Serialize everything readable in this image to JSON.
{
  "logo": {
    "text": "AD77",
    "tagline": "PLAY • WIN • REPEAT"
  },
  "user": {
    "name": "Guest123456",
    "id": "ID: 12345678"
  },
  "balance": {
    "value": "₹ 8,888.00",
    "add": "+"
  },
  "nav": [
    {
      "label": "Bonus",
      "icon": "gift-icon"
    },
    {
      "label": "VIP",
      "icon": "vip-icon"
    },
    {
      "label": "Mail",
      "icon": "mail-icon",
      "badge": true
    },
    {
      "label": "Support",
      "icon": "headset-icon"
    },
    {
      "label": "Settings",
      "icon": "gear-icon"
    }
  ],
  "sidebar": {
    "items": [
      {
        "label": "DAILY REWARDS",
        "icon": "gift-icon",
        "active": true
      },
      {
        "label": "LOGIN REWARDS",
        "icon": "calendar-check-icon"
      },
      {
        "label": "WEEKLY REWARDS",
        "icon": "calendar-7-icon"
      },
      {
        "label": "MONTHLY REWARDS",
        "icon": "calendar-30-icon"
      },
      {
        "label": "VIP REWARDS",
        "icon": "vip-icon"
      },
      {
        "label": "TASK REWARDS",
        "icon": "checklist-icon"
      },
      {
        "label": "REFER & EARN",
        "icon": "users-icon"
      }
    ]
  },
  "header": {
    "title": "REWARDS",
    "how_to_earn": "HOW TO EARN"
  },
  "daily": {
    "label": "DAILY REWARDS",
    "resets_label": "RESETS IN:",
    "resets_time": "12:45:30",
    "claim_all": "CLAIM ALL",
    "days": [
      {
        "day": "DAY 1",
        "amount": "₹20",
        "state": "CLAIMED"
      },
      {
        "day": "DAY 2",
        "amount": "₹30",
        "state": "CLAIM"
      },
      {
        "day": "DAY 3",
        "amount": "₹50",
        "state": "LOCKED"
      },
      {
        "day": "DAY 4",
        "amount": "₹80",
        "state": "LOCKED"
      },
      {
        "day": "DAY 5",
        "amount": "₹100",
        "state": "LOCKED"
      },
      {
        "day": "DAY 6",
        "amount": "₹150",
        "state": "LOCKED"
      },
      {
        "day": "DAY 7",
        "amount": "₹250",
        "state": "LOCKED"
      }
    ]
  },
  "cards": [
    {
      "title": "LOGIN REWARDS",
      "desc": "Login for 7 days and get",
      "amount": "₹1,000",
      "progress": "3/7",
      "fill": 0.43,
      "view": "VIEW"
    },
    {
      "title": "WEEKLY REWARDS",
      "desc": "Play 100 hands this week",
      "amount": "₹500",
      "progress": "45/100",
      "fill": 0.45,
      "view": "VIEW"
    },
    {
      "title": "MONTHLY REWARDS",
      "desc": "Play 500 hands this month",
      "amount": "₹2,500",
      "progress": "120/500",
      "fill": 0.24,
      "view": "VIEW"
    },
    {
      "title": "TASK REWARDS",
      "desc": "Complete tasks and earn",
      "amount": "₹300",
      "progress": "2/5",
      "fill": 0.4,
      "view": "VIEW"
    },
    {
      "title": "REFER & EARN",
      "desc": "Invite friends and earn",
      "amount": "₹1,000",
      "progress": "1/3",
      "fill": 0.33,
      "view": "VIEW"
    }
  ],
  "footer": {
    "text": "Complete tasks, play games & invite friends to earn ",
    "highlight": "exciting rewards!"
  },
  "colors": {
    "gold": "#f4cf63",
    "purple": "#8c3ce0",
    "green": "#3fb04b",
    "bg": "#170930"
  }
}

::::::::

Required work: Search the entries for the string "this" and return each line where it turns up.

Response area:
Serialize everything readable in this image to JSON.
      "desc": "Play 100 hands this week",
      "desc": "Play 500 hands this month",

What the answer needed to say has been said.